25 July 2012 11:11 am
A controversial study of hydraulic fracking will be reviewed by an independent panel of experts. The study, released in February, was criticized earlier this week when an advocacy group highlighted the financial ties of its lead author to an energy company.
In a statement released yesterday, Steven Leslie, provost and executive vice president of the University of Texas, Austin, said he hoped to have a review of the study completed in a few weeks. "We believe that the research meets our standards, but it is important to let an outside group of experts take an independent look."
Charles Groat, the associate director of the university's Energy Institute, coordinated the report while serving on the board of PXP, a company that uses fracking. Leslie said that report would have included that fact, if it had been known.
In an e-mail to ScienceInsider, Groat said he thought his board membership wasn't relevant to the project and he didn't have an actual conflict of interest. "Free from apparent conflict of interest is in the eye of the beholder and tougher to deal with," he admits. "My choice was to avoid actual conflict, but clearly many have perceptions of conflict that they feel are important even if there was no actual influence of my energy company relationship."
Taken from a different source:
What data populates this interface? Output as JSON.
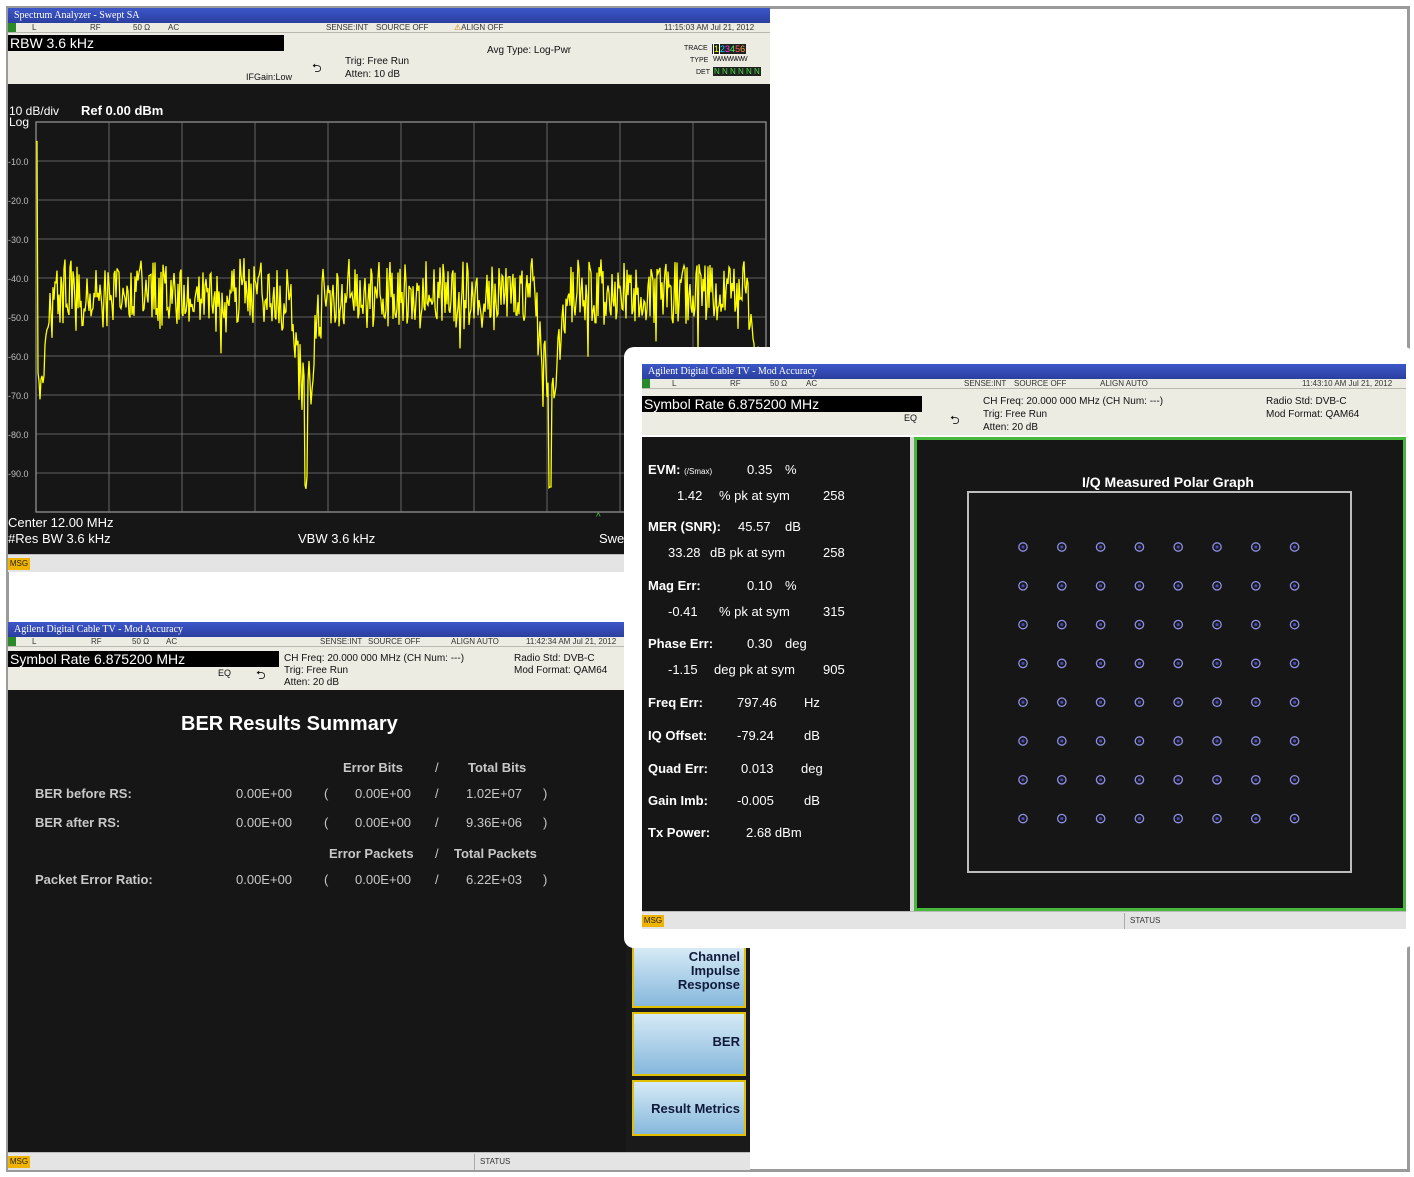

Groat added: "Others feel I should have disclosed my industry relationship and I respect their opinions which will likely lead to disclosures in the future."